05 September, 2013
PESHAWAR: Overland oil shipments to NATO troops in landlocked Afghanistan resumed through Pakistan on Wednesday under tighter security after a five-month suspension due to attacks, Pakistani officials said.
Pakistani contractors had stopped driving oil supplies from the port of Karachi on the Arabian Sea to the Torkham crossing on the Afghan border due to frequent attacks on their vehicles.
"We resumed these supplies from today after hiring the services of a private firm, which will provide security to our convoys from Karachi to Torkham," contractor Azad Khan Afridi told AFP.
He said contractors had suspended supplies after the government refused to provide them with extra security.

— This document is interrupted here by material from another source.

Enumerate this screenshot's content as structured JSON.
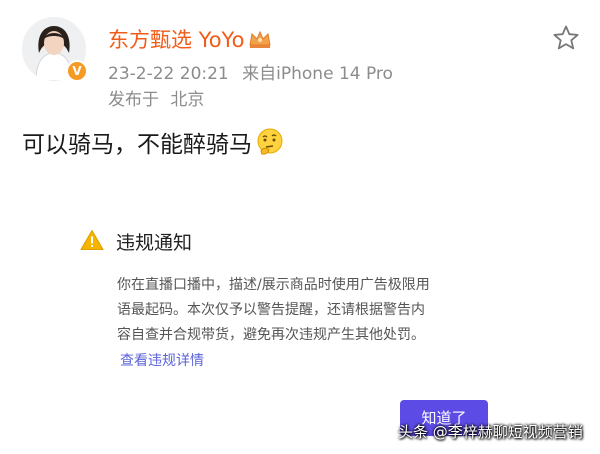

Four oil tankers on Wednesday crossed the border into Afghanistan, a senior Pakistani official later told AFP. He said it was the first delivery since March.
Paramilitary Frontier Corps troops also escorted the tankers to the border, Afridi said.
A local administration official, Miraj Khan, and a local intelligence official also confirmed resumption of supplies.
From November 2011 to July 2012, Pakistan shut its Afghan border to all overland NATO traffic after botched US air raids killed 24 Pakistani troops.
The Salala attack resulted in a deterioration of relations between Pakistan and the United States. The Pakistani public reacted with protests all over the country and the government took measures adversely affecting the US exit strategy from Afghanistan, including the evacuation of Shamsi airfield and closure of the NATO supply line.
Pakistan and the United States have signed a deal allowing NATO convoys to travel into Afghanistan until the end of 2015.